Any new team member at one point or another should pose the question ” What exactly do we troubleshoot?” and that really is the heart of the Performance team… defining just that. For example, a very common statement we hear is “My server is Slow.” Now, let’s just get this out of the way right now: “Slow” is a four-letter word. On its own, “Slow”, as a description, is useless. It is a good ice-breaker, it gets the conversation started but it is just the beginning of the fun.
What is slow?
What is the expected behavior?
When did this start?
Does it get slow over time?
Does it eventually make the application or server stop responding?
If we reboot does it get better for a while?
How often has this happened?
How many times has it happened?
How long does it take to return?
Can we reproduce the behavior on demand?
Is it happening right now?
The questions are seemingly endless depending on the logic path we follow. But when answered we should have a pretty complete view of the issue at hand. To sync back to the swimming analogy… I’d much prefer to learn to swim in a chlorinated neighborhood pool verses a limitless ocean with unknown variables called sharks, jellyfish and seaweed!

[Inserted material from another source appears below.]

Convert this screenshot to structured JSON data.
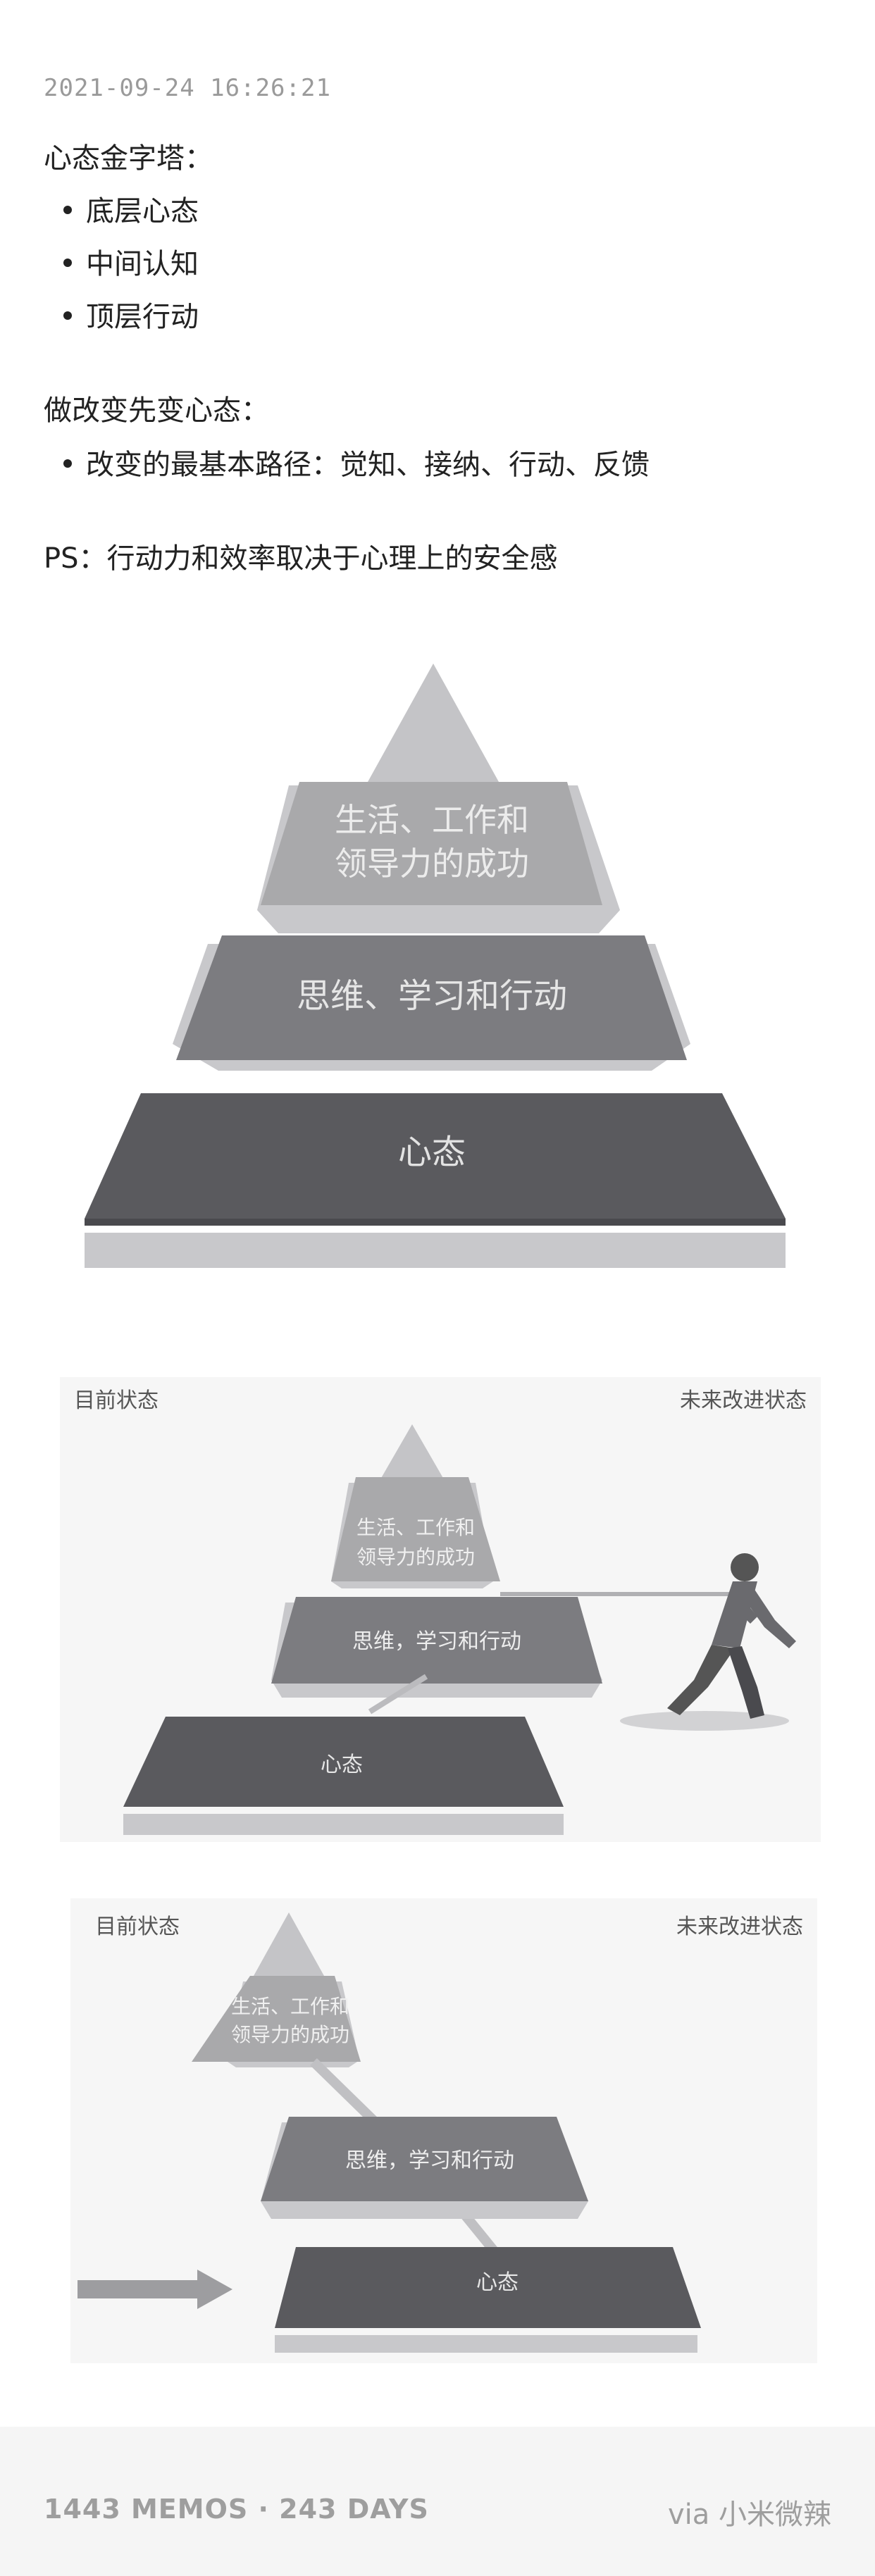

While can be frustrating and tedious to ask, and sound completely repetitive, each twist and turn can point us in different directions. What is slow? “Trying to open MMCs, calc.exe and paint.exe” is different than “Trying to close Office docs.” How slow? “Takes 10 seconds” is not the same as “Takes 3 minutes.” or “45 minutes.” When did this start? “Just now”, “3 days ago”, “A month”, or “Six months.” Does it get better on its own or do we have to reboot? If it gets better on its own, it’s not a leak or a resource lock. How long does it take to return? “Happens once a month” requires completely different thinking than “happens every 2 hours”, or “happens everyday at 5pm.”
When it comes to “Slow” server performance, the issues can range from massive network traffic, intensive LDAP queries, physical bottlenecks such as older NICs, slow disks, underperforming driver controllers, CPUs; low memory conditions ranging from lack of sufficient RAM, low disk space for the page file or virtual memory leaks. It can be software doing its job with slightly unanticipated enthusiasm, two processes arm wrestling over bragging rights or that one greedy little kid that takes all the candy out of the candy bowl, stuffing it in his pocket for later. Exchange, SQL, DNS…I’m looking at you! (to their credit those greedy kids do give back the candy they’ve hoarded if asked.)
So here I am, learning to swim. I’m not afraid of the water, but I’m not jumping into the ocean either. We’re going to make sure these lessons take place in a nice community pool where the posted signs never just say “Slow”